Diffusion of innovations

At the top of the consumption (and monthly income) pyramid in India are what economists and marketing people call the SEC A and B class who have enough disposable income to spend on innovative new products. For the purposes of this blog post I am going to use 10 Mill (SEC A) + 20 Million (SEC B) households as the target.

The Innovators (less than 1 % of the population or 12 Million individuals) in India (entrepreneurs mostly) who conceive and develop these products for the Indian market and the early adopters (less than 5% of population or approx 60 Million individuals) together make up the entire “early adopter” category. Unfortunately less than 30% of them have both the interest, and the desire to be early adopters of technology.

Indian markets do not follow traditional diffusion characteristics when first innovators buy, then early adopters, then the early majority, and then the late majority and finally the laggards.

My theory on how diffusion of innovations works in the Indian context is as follows.

In India there are only 2 market adopters – those that are early and those that are not.

Abhijeet calls it the “low hanging fruit” and then everyone else.

So lets look at the implications of this observation / theory.

So what does that mean for entrepreneurs?

You will see a “headfake” of adoption and then a taper off.

E.g. The B2B SaaS company will quickly (within 3-6 months) get 10+ customers and over 30 in the pipeline, only to find the next 50 and the next 100 or the next 1000 are either non-existent or will come in 3-6 years.

E.g. The eCommerce company will see 1 -3 Million “registered” users and 1000′s of transactions within 12 months and find that the next 1000, 5000 and 10,000 transactions take 4-5 times as long.

E.g. You will see an initial 20,000 users for your mobile application for social TV extremely quick (within 3-6 months) and the next 50,000 or 100,000 take you the next 3-6 years.

I have seen these numbers play out again and again to know there are exceptions but those are rare.

These numbers are also dramatically different than those of companies targeting US or other markets.

When should you (as the entrepreneur) raise money?

You should raise it at the peak of inflated expectations. I.e. After you have some traction, which the investors think will be long lasting, steady and rapid. You will get the best valuation for the company at that time.

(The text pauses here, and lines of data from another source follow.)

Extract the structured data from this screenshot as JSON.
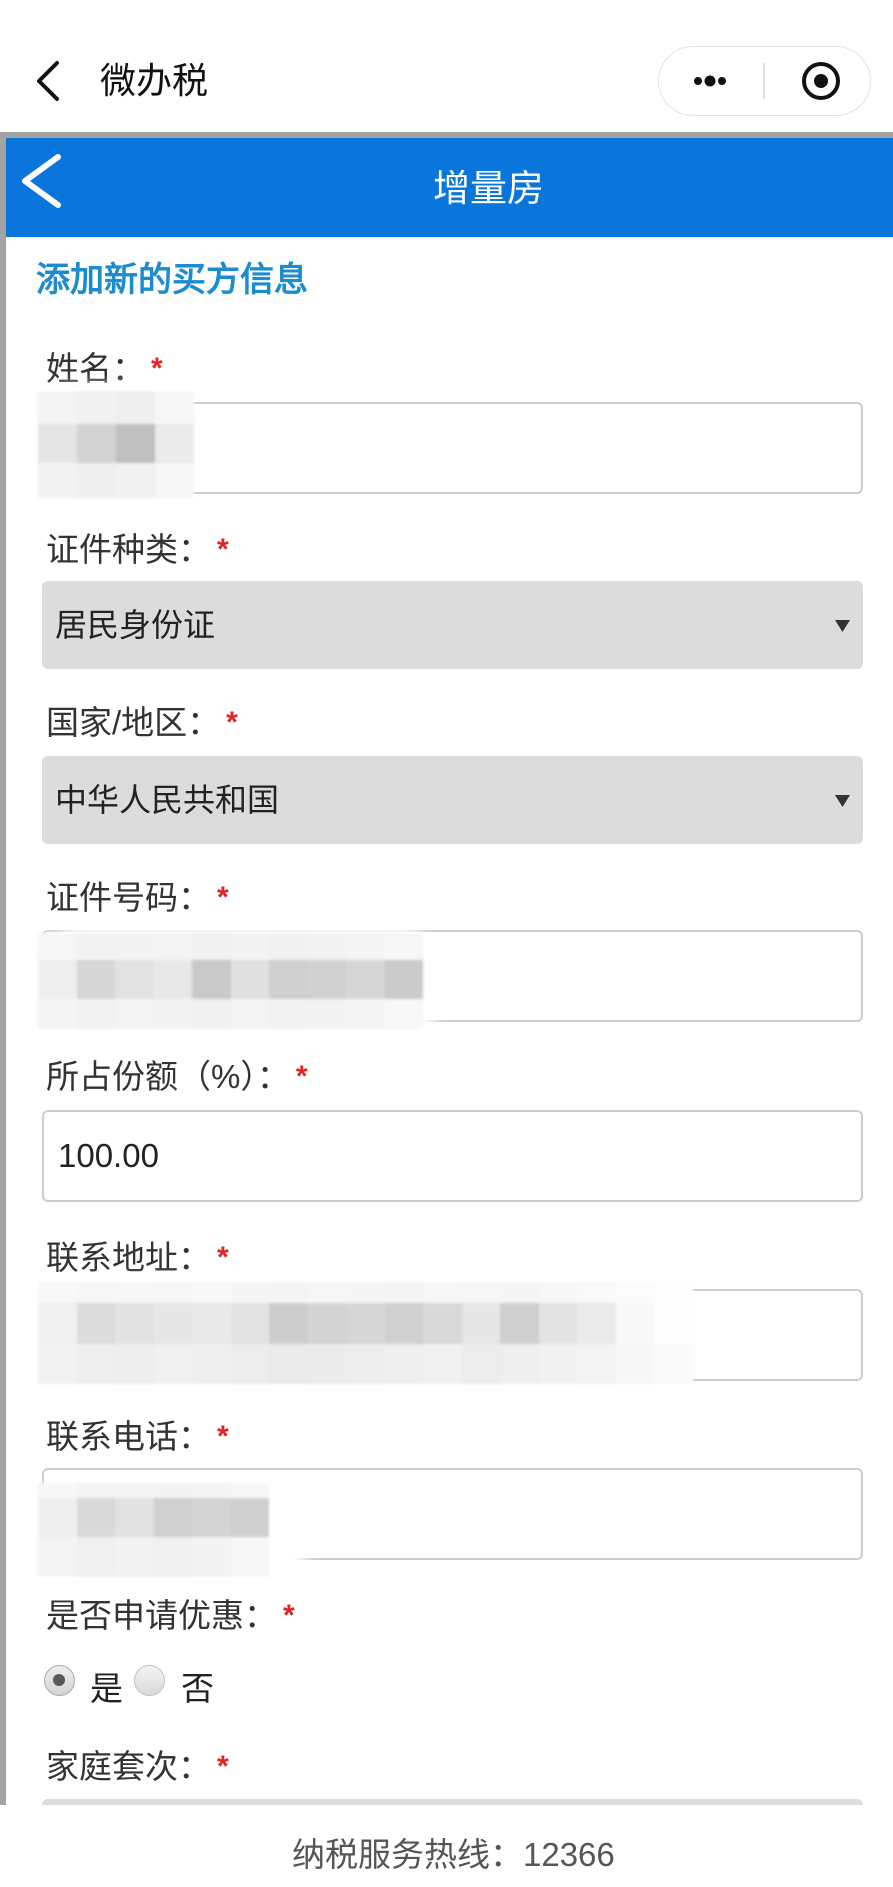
{
  "miniprogram_bar": {
    "title": "微办税",
    "icons": {
      "back": "chevron-left-icon",
      "more": "more-dots-icon",
      "close": "target-circle-icon"
    }
  },
  "header": {
    "title": "增量房",
    "back_icon": "chevron-left-icon"
  },
  "section_title": "添加新的买方信息",
  "required_mark": "*",
  "form": {
    "name": {
      "label": "姓名："
    },
    "id_type": {
      "label": "证件种类：",
      "selected": "居民身份证",
      "icon": "dropdown-arrow-icon"
    },
    "country": {
      "label": "国家/地区：",
      "selected": "中华人民共和国",
      "icon": "dropdown-arrow-icon"
    },
    "id_number": {
      "label": "证件号码："
    },
    "share_percent": {
      "label": "所占份额（%）：",
      "value": "100.00"
    },
    "address": {
      "label": "联系地址："
    },
    "phone": {
      "label": "联系电话："
    },
    "apply_discount": {
      "label": "是否申请优惠：",
      "options": [
        {
          "label": "是",
          "checked": true
        },
        {
          "label": "否",
          "checked": false
        }
      ]
    },
    "household_count": {
      "label": "家庭套次："
    }
  },
  "footer": {
    "hotline": "纳税服务热线：12366"
  },
  "colors": {
    "header_bg": "#0a76dc",
    "section_title": "#1b8cd1",
    "required": "#e02424",
    "select_bg": "#dcdcdc",
    "frame_border": "#a3a3a3"
  }
}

Once your investor has some “skin in the game”, they are in to get their money back and then some, so they will do all it takes to make you successful.

 

Trough of disillusionment

What does this mean for investors?

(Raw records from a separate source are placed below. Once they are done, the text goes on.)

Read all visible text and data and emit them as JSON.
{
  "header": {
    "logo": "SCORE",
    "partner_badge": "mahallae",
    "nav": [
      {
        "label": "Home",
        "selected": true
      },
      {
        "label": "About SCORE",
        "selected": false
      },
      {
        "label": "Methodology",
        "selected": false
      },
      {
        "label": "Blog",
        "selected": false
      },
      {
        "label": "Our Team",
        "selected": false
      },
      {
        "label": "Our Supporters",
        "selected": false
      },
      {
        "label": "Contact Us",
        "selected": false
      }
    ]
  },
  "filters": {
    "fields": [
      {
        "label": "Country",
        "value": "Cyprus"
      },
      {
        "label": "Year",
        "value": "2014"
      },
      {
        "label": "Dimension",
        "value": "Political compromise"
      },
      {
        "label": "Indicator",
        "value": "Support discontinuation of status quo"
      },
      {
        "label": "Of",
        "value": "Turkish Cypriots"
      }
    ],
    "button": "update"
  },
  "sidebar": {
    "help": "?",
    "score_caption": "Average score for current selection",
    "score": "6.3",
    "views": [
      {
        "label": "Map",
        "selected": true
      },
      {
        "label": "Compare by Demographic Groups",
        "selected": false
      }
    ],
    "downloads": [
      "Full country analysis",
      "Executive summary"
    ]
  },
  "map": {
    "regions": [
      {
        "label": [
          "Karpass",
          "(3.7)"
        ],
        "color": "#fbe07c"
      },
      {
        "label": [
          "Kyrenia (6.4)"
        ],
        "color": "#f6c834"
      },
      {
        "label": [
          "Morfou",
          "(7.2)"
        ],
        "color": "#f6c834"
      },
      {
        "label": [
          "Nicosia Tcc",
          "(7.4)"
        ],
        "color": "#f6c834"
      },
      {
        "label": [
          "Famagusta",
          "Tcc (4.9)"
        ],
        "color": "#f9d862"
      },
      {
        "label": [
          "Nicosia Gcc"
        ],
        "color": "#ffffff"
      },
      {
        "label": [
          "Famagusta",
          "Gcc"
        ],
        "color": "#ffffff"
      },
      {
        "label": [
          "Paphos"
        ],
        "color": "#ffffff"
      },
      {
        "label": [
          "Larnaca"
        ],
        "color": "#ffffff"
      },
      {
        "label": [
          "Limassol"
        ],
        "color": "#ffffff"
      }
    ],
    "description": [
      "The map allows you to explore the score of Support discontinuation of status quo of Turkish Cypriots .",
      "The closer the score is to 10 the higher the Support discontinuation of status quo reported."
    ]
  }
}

The best time to invest is either very early (starting to build a company, idea and team stage) OR at the trough of disillusionment stage.

If they are early, you will get the bump from the initial adoption, so the value of the company increases many fold before the next round (which you should help the company raise at the peak of inflated expectations.

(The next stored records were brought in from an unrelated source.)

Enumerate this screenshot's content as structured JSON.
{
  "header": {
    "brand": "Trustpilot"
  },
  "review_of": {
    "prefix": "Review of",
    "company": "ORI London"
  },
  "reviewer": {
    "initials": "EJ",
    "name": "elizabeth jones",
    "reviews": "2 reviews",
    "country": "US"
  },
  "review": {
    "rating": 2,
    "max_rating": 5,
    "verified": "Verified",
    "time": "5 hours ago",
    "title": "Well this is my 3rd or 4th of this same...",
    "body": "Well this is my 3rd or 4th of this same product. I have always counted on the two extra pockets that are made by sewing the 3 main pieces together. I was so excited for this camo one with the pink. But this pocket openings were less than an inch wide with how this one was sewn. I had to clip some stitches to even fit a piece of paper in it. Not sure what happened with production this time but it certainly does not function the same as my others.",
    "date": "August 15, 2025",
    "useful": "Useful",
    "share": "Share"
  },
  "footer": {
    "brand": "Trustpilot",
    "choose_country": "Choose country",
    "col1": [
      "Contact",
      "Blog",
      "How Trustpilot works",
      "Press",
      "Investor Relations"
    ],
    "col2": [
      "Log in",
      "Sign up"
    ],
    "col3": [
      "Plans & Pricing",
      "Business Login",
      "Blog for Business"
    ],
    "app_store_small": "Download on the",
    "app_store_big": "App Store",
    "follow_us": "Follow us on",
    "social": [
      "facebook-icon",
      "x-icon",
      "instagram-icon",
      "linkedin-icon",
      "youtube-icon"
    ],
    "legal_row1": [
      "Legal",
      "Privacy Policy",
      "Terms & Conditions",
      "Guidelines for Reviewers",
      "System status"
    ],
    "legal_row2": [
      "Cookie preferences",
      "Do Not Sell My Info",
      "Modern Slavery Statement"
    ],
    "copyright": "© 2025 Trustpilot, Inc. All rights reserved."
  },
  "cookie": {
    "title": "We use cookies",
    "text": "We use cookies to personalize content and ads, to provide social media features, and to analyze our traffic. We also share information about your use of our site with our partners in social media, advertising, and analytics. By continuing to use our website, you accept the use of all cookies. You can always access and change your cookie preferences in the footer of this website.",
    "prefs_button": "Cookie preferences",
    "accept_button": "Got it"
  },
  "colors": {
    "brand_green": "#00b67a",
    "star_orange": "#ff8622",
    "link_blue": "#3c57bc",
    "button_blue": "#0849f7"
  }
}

If you are post the trough, then you benefit from a growth stage.

What makes you go over the trough to the slope of enlightenment?

In my experience:

TIME

Nothing else.

You may think I am being facetious, but I am serious.

This may be a cultural thing, but in India, over time if you have the ability, patience and willingness to survive, you will reach the plateau of productivity.

Anecdotal evidence over several sales transactions also suggests to me that once people in India see you around for 2-3 years, they think “Okay, this company / person is for real. We should give her / the product a shot”.

Big thanks to Abhijeet and Shekhar for helping me with their data points to reinforce my theory.